But Locke isn't coming home, and it's clear that this man, who seems like a good and decent person, is risking everything to fix a major screw-up. His personal and professional life is at stake through every mile of his journey, and Knight, who also penned the screenplay, ratchets up the tension or flips it around with every phone call Locke receives. It may not sound all that interesting to watch Hardy talk on his car phone for the duration, but Knight smartly doles out just enough new information that nothing stays dormant for long. What becomes obvious is that Locke is a man who has always prided himself on self-control, and a momentary lapse in judgment has shaken his sense of self. "I'll fix it and it'll all go back to normal", he says with a certainty that borders on delusional. As Locke scrambles to assuage the fears of his nervous assistant, who must now handle the job alone, he must also calm down the woman he's racing towards while trying to hold his family together. The less said about the exact details the better, as Knight and Hardy guide us along deliberately through Locke's soulful journey. There are details revealed about Locke that will constantly alter our perceptions of him and the people who populate his life. His atypical actions have everyone on edge, and they bring us to the edge our seats, too.
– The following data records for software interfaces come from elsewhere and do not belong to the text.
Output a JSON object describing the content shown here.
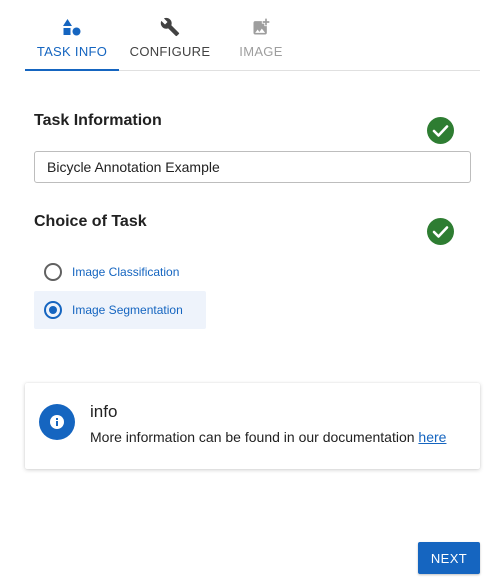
{
  "tabs": [
    {
      "label": "TASK INFO",
      "icon": "shapes-icon",
      "state": "active"
    },
    {
      "label": "CONFIGURE",
      "icon": "wrench-icon",
      "state": "enabled"
    },
    {
      "label": "IMAGE",
      "icon": "add-image-icon",
      "state": "disabled"
    }
  ],
  "task_info": {
    "title": "Task Information",
    "input_value": "Bicycle Annotation Example",
    "status_icon": "check-circle-icon"
  },
  "task_choice": {
    "title": "Choice of Task",
    "status_icon": "check-circle-icon",
    "options": [
      {
        "label": "Image Classification",
        "selected": false
      },
      {
        "label": "Image Segmentation",
        "selected": true
      }
    ]
  },
  "info_card": {
    "icon": "info-icon",
    "title": "info",
    "text": "More information can be found in our documentation ",
    "link_label": "here"
  },
  "footer": {
    "next_label": "NEXT"
  },
  "colors": {
    "accent": "#1565c0",
    "success": "#2e7d32",
    "disabled": "#9e9e9e"
  }
}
It's rare that Locke takes us outside of the vehicle, but when he does the gorgeous, nocturnal cinematography only deepens the mood; sinking us further into Locke's plight. It's amazing how much one can learn about a man in a scant 90 minutes, but we know everything about Locke by the time the movie is done. All of his failings and strengths laid bare for us to see and judge; we know why he seems so eager to make hard decisions regardless of the personal cost. Where the story skids off the road is during Locke's imagined conversations with his deadbeat father. They seem like overkill, making a point about Locke's character that Hardy is more than capable of getting across. His performance here is understated, controlled, and he owns every single moment.

Other than a few false notes, Locke is impressively bold; as thrilling as it is resonant. If nothing else it marks daring new territory for Hardy and Knight alike.